### DATA SHOWN
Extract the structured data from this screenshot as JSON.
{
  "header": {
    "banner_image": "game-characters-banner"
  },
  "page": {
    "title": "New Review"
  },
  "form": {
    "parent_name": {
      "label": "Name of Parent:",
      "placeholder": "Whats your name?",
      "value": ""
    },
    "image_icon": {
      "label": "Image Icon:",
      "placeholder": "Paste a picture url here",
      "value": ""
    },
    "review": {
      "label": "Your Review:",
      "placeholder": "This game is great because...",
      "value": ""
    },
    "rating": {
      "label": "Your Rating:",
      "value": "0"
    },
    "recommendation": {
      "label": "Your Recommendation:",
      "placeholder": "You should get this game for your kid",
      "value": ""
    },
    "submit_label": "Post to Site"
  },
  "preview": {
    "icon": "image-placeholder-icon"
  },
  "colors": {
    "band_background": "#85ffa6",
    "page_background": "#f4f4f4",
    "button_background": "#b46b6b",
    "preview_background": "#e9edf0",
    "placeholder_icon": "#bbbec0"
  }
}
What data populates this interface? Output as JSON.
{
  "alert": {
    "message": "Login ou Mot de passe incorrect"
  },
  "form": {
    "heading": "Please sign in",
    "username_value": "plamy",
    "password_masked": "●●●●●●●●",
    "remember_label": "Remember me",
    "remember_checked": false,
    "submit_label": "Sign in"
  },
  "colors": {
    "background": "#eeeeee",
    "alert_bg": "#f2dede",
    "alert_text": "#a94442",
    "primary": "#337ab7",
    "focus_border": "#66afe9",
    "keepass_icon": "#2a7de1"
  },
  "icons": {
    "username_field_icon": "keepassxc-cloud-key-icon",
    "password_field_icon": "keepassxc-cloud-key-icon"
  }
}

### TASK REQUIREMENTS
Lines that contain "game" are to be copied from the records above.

### ANSWER BOX
    "banner_image": "game-characters-banner"
      "placeholder": "This game is great because...",
      "placeholder": "You should get this game for your kid",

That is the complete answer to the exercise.